_WHAT IS NEEDED:_
All of the data is to be copied without a single change.

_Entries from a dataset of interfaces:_
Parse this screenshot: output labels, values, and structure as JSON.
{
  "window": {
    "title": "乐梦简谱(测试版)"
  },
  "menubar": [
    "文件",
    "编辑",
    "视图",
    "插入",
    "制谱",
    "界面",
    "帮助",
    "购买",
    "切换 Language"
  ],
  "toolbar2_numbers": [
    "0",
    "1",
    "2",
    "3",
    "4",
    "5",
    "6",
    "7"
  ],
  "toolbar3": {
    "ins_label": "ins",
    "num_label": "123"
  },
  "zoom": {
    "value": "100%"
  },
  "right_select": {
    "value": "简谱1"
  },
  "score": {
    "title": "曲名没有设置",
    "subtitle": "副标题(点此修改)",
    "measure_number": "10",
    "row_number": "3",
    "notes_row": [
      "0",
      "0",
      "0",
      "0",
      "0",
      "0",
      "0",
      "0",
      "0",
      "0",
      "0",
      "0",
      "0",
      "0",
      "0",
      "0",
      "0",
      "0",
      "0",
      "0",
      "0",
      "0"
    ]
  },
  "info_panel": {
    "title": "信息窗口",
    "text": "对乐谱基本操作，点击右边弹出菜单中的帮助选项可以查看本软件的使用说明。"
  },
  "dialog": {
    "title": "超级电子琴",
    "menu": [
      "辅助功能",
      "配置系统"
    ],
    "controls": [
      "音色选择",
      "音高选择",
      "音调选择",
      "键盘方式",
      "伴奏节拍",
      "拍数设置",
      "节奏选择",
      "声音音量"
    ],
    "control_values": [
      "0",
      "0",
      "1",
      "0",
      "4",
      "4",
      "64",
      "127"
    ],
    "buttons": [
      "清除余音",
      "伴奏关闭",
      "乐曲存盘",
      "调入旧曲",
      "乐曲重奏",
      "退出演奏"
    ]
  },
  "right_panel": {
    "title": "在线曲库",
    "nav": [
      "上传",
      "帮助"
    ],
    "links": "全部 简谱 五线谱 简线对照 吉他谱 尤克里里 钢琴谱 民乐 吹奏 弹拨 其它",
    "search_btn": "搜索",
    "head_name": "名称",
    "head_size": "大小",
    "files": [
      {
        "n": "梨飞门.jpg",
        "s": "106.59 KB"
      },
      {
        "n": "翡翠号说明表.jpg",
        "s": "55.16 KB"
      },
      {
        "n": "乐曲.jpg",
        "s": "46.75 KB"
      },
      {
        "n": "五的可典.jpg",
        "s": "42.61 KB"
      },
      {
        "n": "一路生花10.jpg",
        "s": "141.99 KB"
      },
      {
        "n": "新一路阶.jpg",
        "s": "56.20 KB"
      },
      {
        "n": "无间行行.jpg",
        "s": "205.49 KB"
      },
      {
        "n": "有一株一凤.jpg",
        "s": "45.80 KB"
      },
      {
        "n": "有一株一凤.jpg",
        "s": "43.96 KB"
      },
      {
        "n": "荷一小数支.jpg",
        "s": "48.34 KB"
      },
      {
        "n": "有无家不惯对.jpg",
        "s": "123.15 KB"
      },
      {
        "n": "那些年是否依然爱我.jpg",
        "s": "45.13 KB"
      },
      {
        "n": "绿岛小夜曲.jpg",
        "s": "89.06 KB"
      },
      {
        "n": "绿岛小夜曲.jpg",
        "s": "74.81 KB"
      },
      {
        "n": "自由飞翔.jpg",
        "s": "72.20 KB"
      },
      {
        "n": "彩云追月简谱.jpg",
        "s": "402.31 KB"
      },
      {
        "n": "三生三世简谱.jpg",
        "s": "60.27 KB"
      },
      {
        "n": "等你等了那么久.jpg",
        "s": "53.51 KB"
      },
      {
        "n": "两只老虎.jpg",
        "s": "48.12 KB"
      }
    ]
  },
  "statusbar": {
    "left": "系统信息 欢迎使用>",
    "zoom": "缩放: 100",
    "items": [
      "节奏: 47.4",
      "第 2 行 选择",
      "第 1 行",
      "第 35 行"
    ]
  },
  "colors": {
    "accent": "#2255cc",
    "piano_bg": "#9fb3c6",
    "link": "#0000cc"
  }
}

_RESPONSE AREA:_
Parse this screenshot: output labels, values, and structure as JSON.
{
  "window": {
    "title": "乐梦简谱(测试版)"
  },
  "menubar": [
    "文件",
    "编辑",
    "视图",
    "插入",
    "制谱",
    "界面",
    "帮助",
    "购买",
    "切换 Language"
  ],
  "toolbar2_numbers": [
    "0",
    "1",
    "2",
    "3",
    "4",
    "5",
    "6",
    "7"
  ],
  "toolbar3": {
    "ins_label": "ins",
    "num_label": "123"
  },
  "zoom": {
    "value": "100%"
  },
  "right_select": {
    "value": "简谱1"
  },
  "score": {
    "title": "曲名没有设置",
    "subtitle": "副标题(点此修改)",
    "measure_number": "10",
    "row_number": "3",
    "notes_row": [
      "0",
      "0",
      "0",
      "0",
      "0",
      "0",
      "0",
      "0",
      "0",
      "0",
      "0",
      "0",
      "0",
      "0",
      "0",
      "0",
      "0",
      "0",
      "0",
      "0",
      "0",
      "0"
    ]
  },
  "info_panel": {
    "title": "信息窗口",
    "text": "对乐谱基本操作，点击右边弹出菜单中的帮助选项可以查看本软件的使用说明。"
  },
  "dialog": {
    "title": "超级电子琴",
    "menu": [
      "辅助功能",
      "配置系统"
    ],
    "controls": [
      "音色选择",
      "音高选择",
      "音调选择",
      "键盘方式",
      "伴奏节拍",
      "拍数设置",
      "节奏选择",
      "声音音量"
    ],
    "control_values": [
      "0",
      "0",
      "1",
      "0",
      "4",
      "4",
      "64",
      "127"
    ],
    "buttons": [
      "清除余音",
      "伴奏关闭",
      "乐曲存盘",
      "调入旧曲",
      "乐曲重奏",
      "退出演奏"
    ]
  },
  "right_panel": {
    "title": "在线曲库",
    "nav": [
      "上传",
      "帮助"
    ],
    "links": "全部 简谱 五线谱 简线对照 吉他谱 尤克里里 钢琴谱 民乐 吹奏 弹拨 其它",
    "search_btn": "搜索",
    "head_name": "名称",
    "head_size": "大小",
    "files": [
      {
        "n": "梨飞门.jpg",
        "s": "106.59 KB"
      },
      {
        "n": "翡翠号说明表.jpg",
        "s": "55.16 KB"
      },
      {
        "n": "乐曲.jpg",
        "s": "46.75 KB"
      },
      {
        "n": "五的可典.jpg",
        "s": "42.61 KB"
      },
      {
        "n": "一路生花10.jpg",
        "s": "141.99 KB"
      },
      {
        "n": "新一路阶.jpg",
        "s": "56.20 KB"
      },
      {
        "n": "无间行行.jpg",
        "s": "205.49 KB"
      },
      {
        "n": "有一株一凤.jpg",
        "s": "45.80 KB"
      },
      {
        "n": "有一株一凤.jpg",
        "s": "43.96 KB"
      },
      {
        "n": "荷一小数支.jpg",
        "s": "48.34 KB"
      },
      {
        "n": "有无家不惯对.jpg",
        "s": "123.15 KB"
      },
      {
        "n": "那些年是否依然爱我.jpg",
        "s": "45.13 KB"
      },
      {
        "n": "绿岛小夜曲.jpg",
        "s": "89.06 KB"
      },
      {
        "n": "绿岛小夜曲.jpg",
        "s": "74.81 KB"
      },
      {
        "n": "自由飞翔.jpg",
        "s": "72.20 KB"
      },
      {
        "n": "彩云追月简谱.jpg",
        "s": "402.31 KB"
      },
      {
        "n": "三生三世简谱.jpg",
        "s": "60.27 KB"
      },
      {
        "n": "等你等了那么久.jpg",
        "s": "53.51 KB"
      },
      {
        "n": "两只老虎.jpg",
        "s": "48.12 KB"
      }
    ]
  },
  "statusbar": {
    "left": "系统信息 欢迎使用>",
    "zoom": "缩放: 100",
    "items": [
      "节奏: 47.4",
      "第 2 行 选择",
      "第 1 行",
      "第 35 行"
    ]
  },
  "colors": {
    "accent": "#2255cc",
    "piano_bg": "#9fb3c6",
    "link": "#0000cc"
  }
}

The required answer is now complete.